Between 1589 and 1591/97 Prince-Elector Christian I of Saxony and his successor had the castle developed into the strongest fortification in Saxony. The hill was now surrounded with high walls. Buildings were erected, including the Gatehouse (Torhaus), the Streichwehr, the Old Barracks (Alte Kaserne), the Christiansburg (Friedrichsburg) and the Old Armoury (Altes Zeughaus). The second construction period followed from 1619 to 1681, during which the John George Bastion was built. The third construction period is seen as the time from 1694 to 1756, which included the expansion of the Old Barracks. From 1722 to 1725, at the behest of August the Strong, coopers under Böttger built the enormous Königstein Wine Barrel, the greatest wine barrel in the world, in the cellar of the Magdalenenburg which had a capacity of 249,838 litres. It cost 8,230 thalers, 18 groschen and 9 pfennigs. The butt, which was once completely filled with country wine from the Meißen vineyards, had to be removed again in 1818 due to its poor condition. Because of Böttger, Königstein Fortress is also the site where European porcelain started.

Even after the expansion during those periods of time there continued to be modifications and additions on the extensive plateau. The Treasury (Schatzhaus) was built from 1854 to 1855. After the fortress had been incorporated in 1871 into the fortification system of the new German Empire, battery ramparts were constructed from 1870 to 1895 with eight firing points, that were to have provided all-round defence for the fortress in case of an attack that, in the event, never came. This was at this time that the last major building work was done on the fortress.

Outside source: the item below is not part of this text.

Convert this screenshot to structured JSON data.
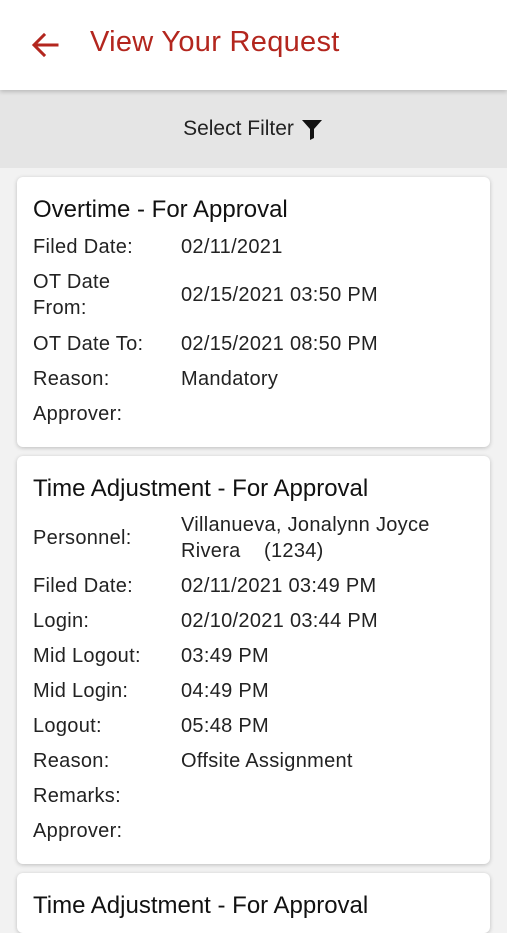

Because Königstein Fortress was regarded as unconquerable, the Saxon monarchs retreated to it from Wittenberg and later Dresden during times of crisis and also deposited the state treasure and many works of art from the famous Zwinger here; it was also used as a country retreat due to its lovely surroundings.

The fortress played an important role in the History of Saxony, albeit less as a result of military action. The Saxon Dukes and Prince-Electors used the fortress primarily as a secure refuge during times of war, as a hunting lodge and maison de plaisance, but also as a dreaded state prison. Its actual military significance was rather marginal.

Since 1955 the fortress has been an open-air, military history museum of high touristic value.